THE RECEPTION THAT GREETED The Brief, Wondrous Life of Oscar Wao showed us that perhaps all anyone needs to become a literary star is an "impressive high-low dexterity,” in A.O. Scott’s words, and, as per Michiko Kakutani, a "slangy, kinetic energy." It’s true: there’s flash and style and rhythm to Junot Diaz’s literary voice. His From Hell-quoting, skirt-chasing narrators straddle the line between macho and débil and are stuck ni aquí ni allá. In his specificity and irreverence Junot Diaz has succeeded at what all immigrant fiction purportedly does: finding the universal. Diaz’s words don’t so much open a "big picture window," as Kakutani clumsily claims, as they take a pickaxe to a monolith of historical and racial burden. His educated, streetwise charm was but a Trojan horse for social criticism. But don’t worry — there are jokes, too. Lev Grossman, among others, praised Diaz's humor, saying that Oscar Wao would just be sad if it weren't for its moments of levity. There was so much energy and life, in other words, in this story about the absence of true love.
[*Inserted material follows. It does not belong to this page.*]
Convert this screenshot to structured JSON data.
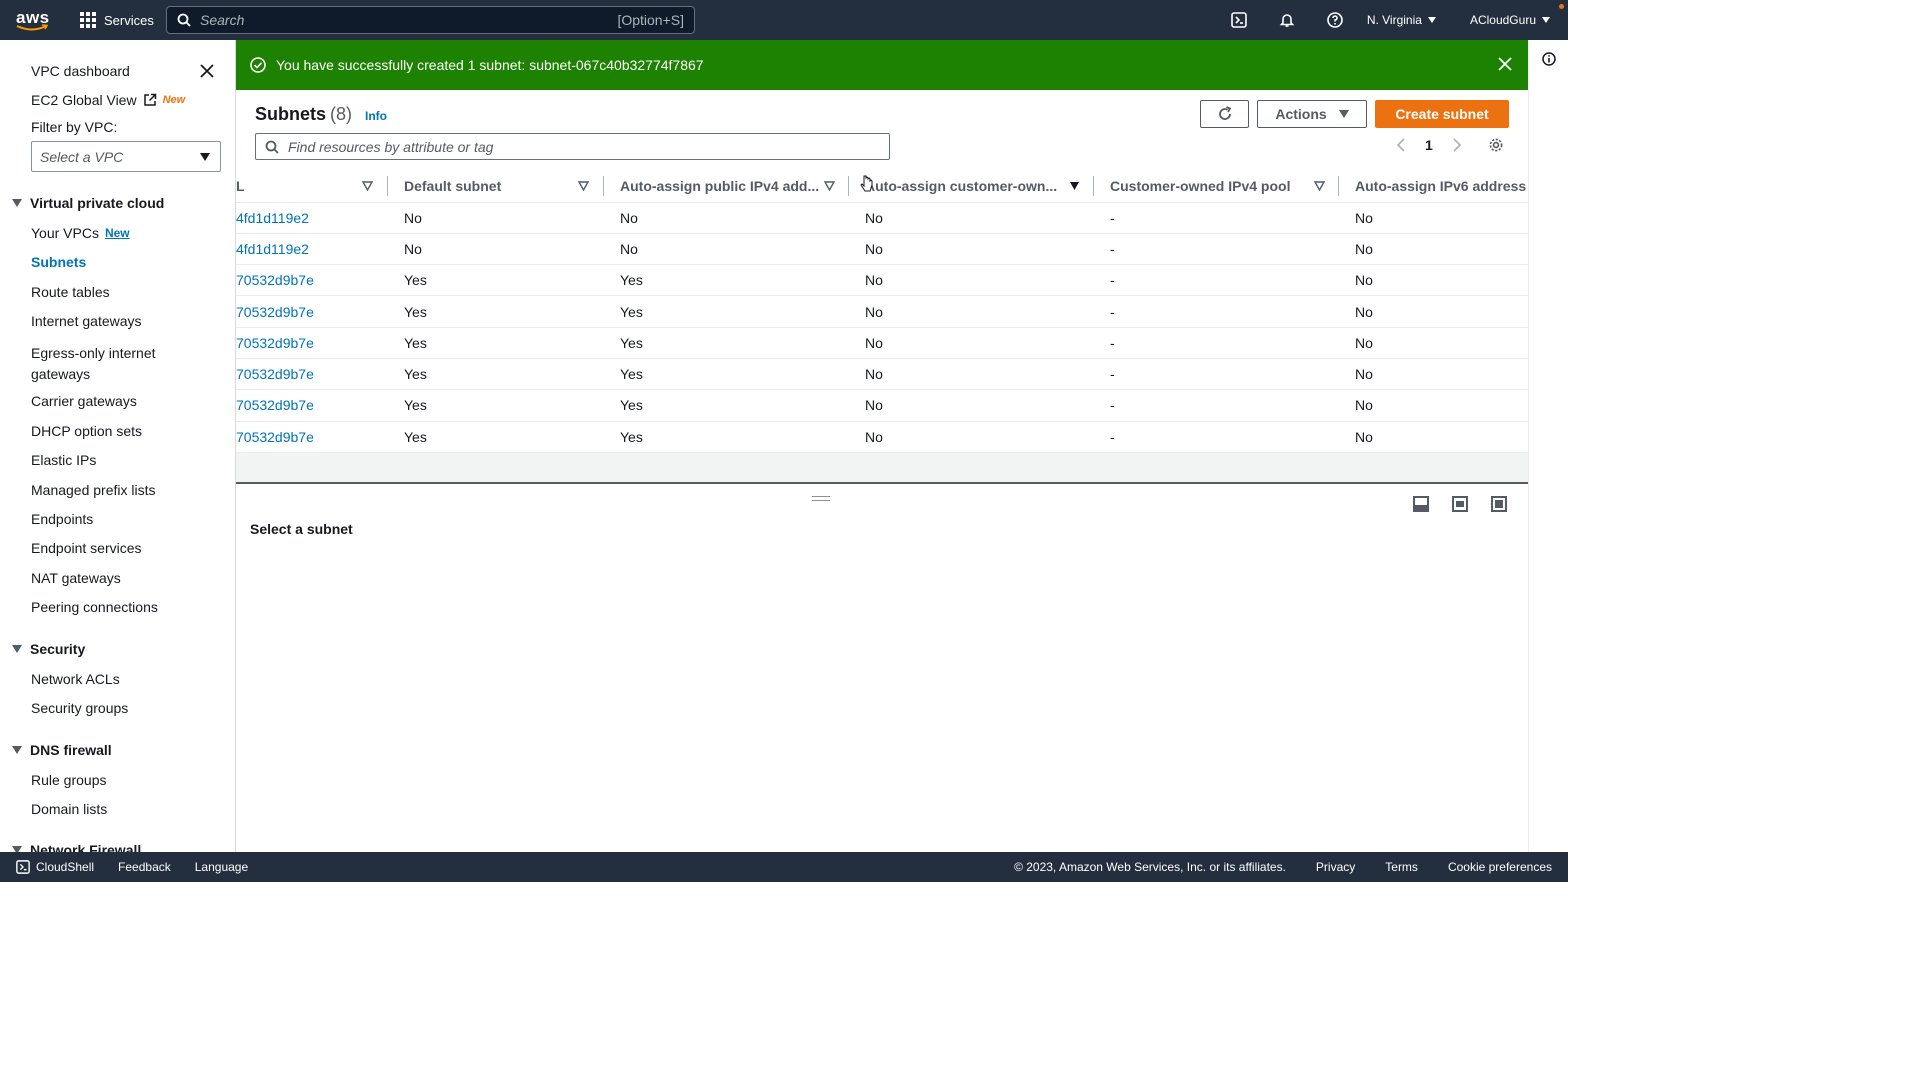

But now what? His latest short fiction collection, This Is How You Lose Her, is a stopgap between novels (his science-fiction love story Monstro is in the works). It contains stories that have been published almost exclusively in The New Yorker, either as advance publicity for this book's release or as crumbs from the Drown period, and each touches upon now-familiar Diaz settings, in now-familiar turns of perspective. We gaze out on snowy and barren New Jersey, on lush and warm Santo Domingo; we run down the street after a scorned lover who is screaming at us in Spanish; we make love in basements, among pictures of families. Mothers loom and disapprove. Fathers leave and misunderstand. But if we focus only on his mastery of these now familiar archetypes, his conjuring of "different worlds," his buffet of "high-low" references, we aren't addressing the core of Diaz’s work. We cannot talk about Diaz's fiction without talking about rape and the love that victims subsequently seek. Consent and power are two of Diaz's great subjects, and those ideas are inexpressible, he might argue, without stories of sexual and intimate violation. When A.O. Scott calls this writing "sexy" and “diamond sharp,” he's not wrong, but that’s not all.
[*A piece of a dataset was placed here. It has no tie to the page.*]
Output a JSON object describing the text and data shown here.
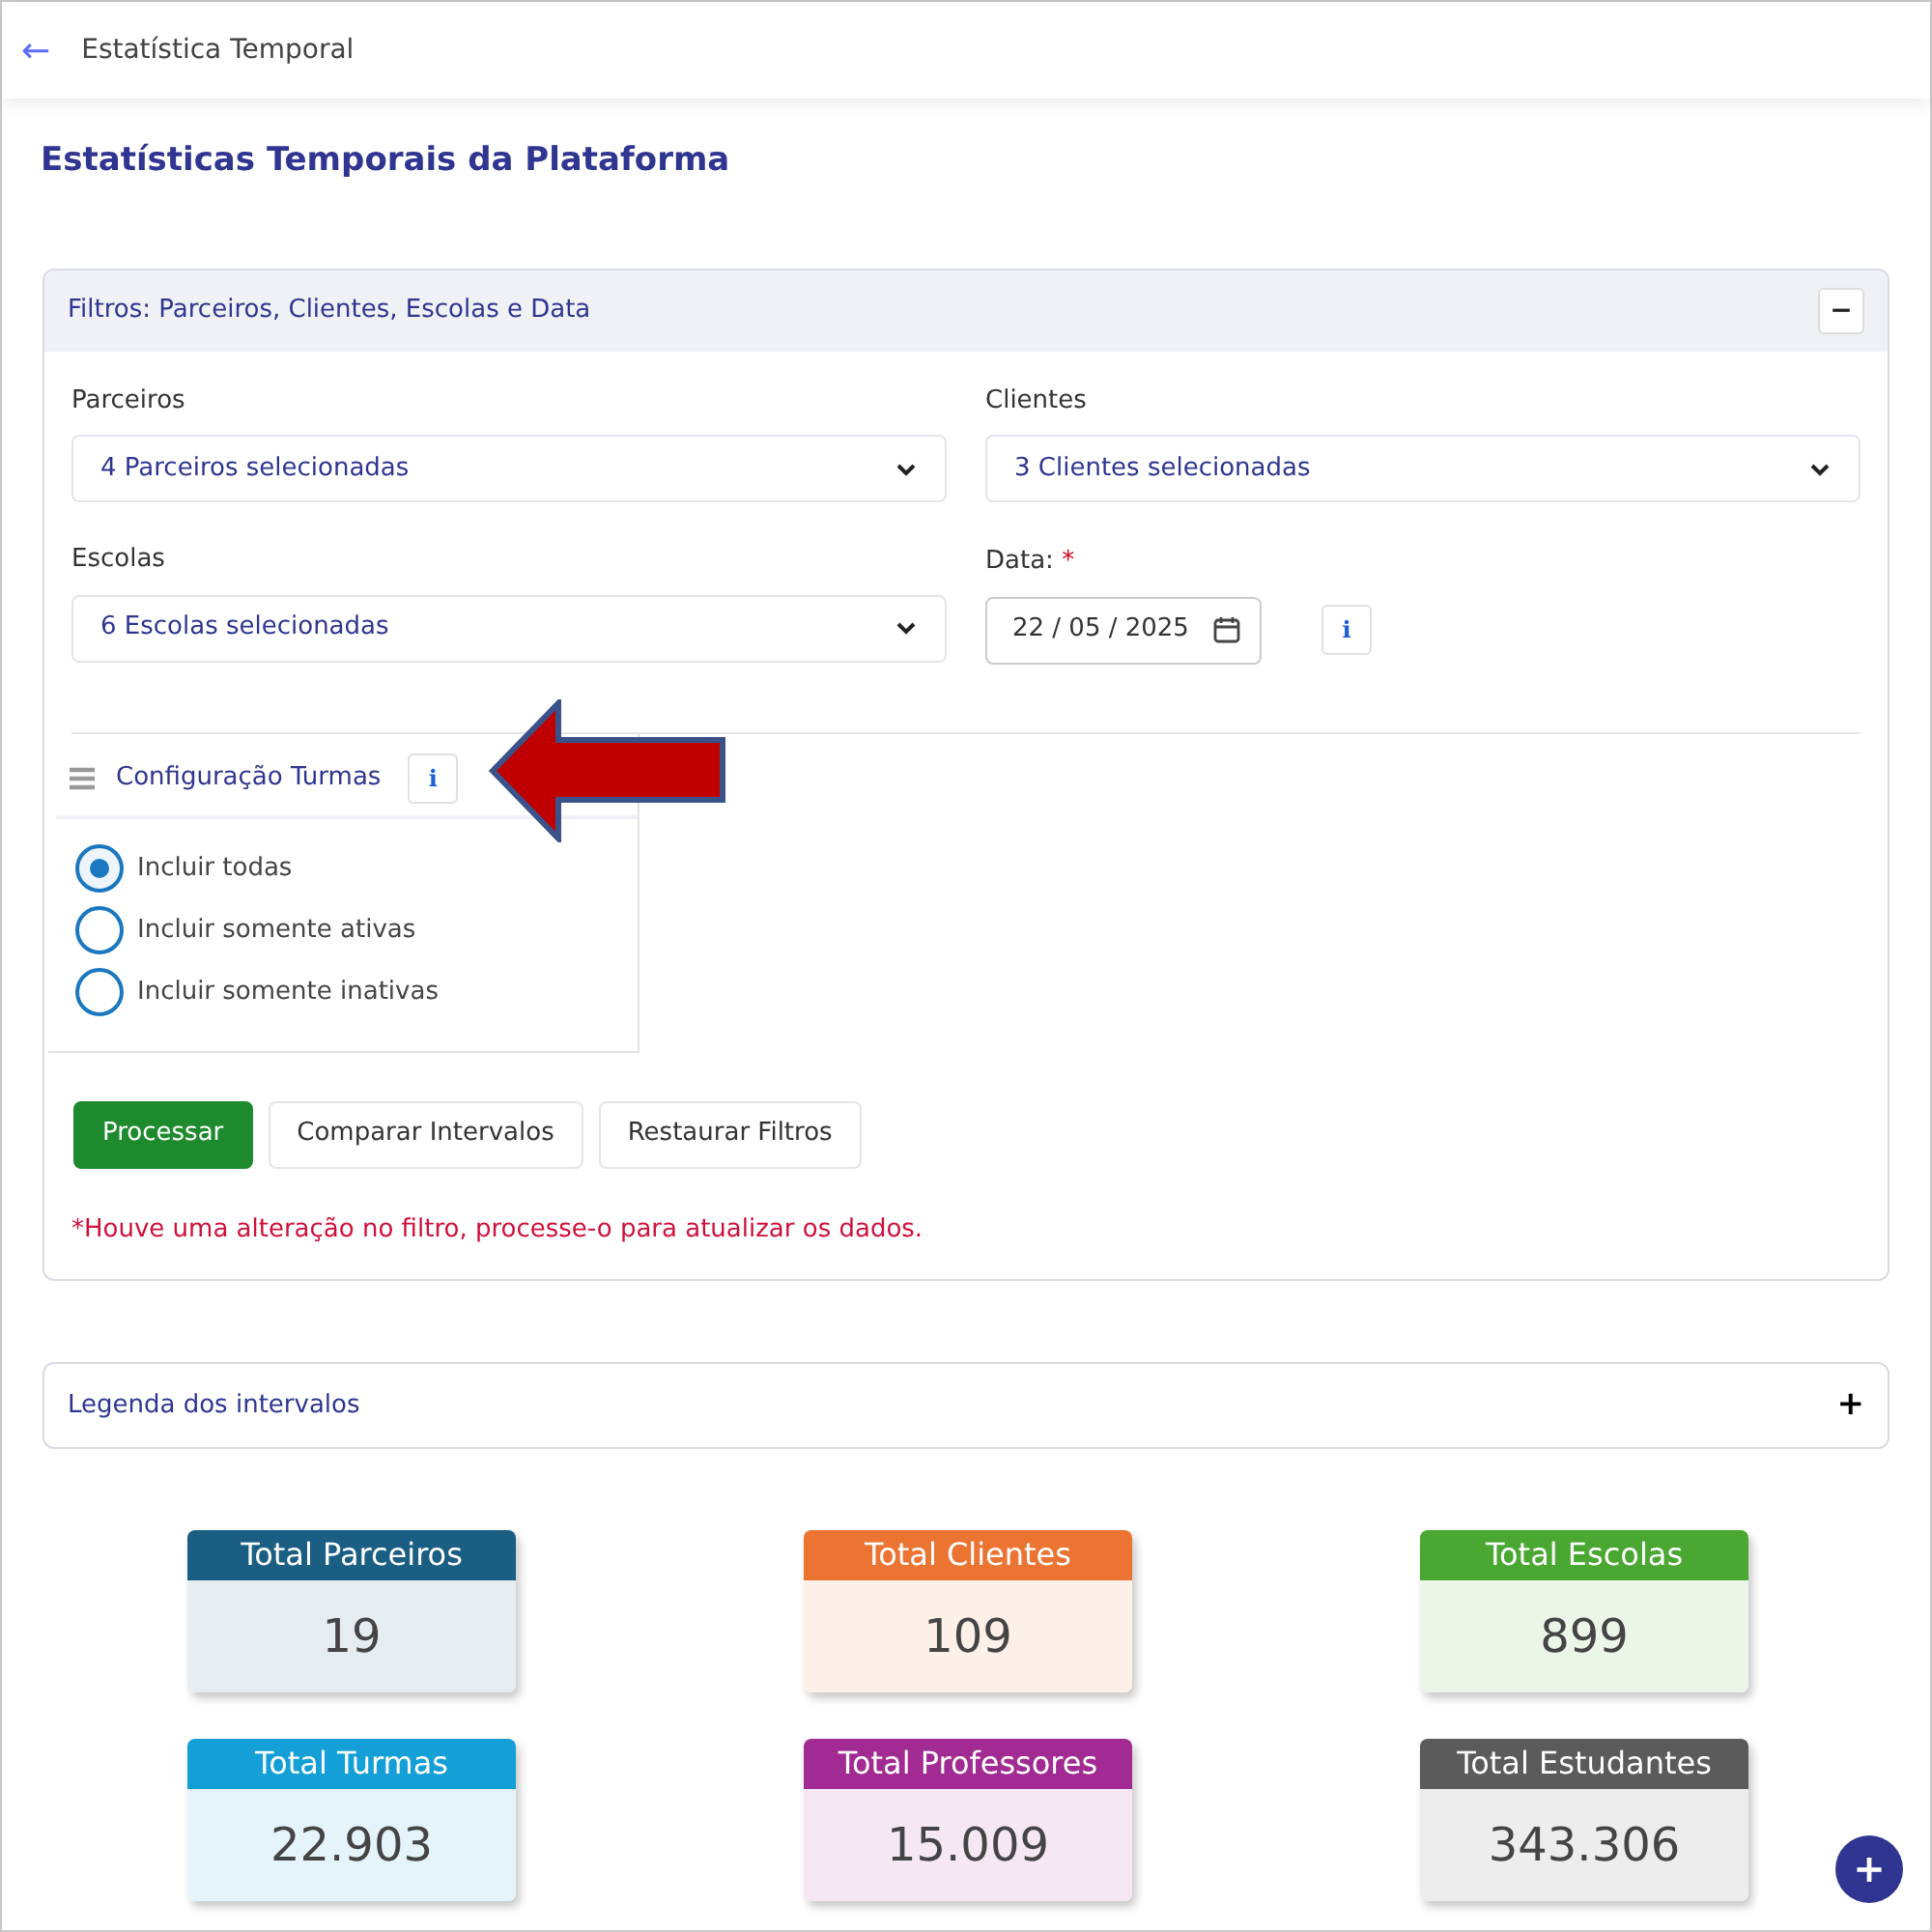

In a recent interview with The Boston Review, Diaz gave a reading of his most common narrative voice:
Why is Yunior such a dog? Just because? Or is there something deeper? Think about it: isn’t promiscuity another typical reaction to sexual abuse? Compulsive promiscuity is certainly Yunior’s problem. A compulsive promiscuity that is a national masculine ideal in some ways and whose roots I see in the trauma of our raped pasts. Like I said: it’s probably not there at all — too subtle. But the fact of Yunior’s rape certainly helped me design the thematic economy of the book.
The revelation that his most persistent voice comes from a history of sexual abuse is startling. This biographical detail is not on the surface even in Oscar Wao, a book that fixates on rape as its characters’...read more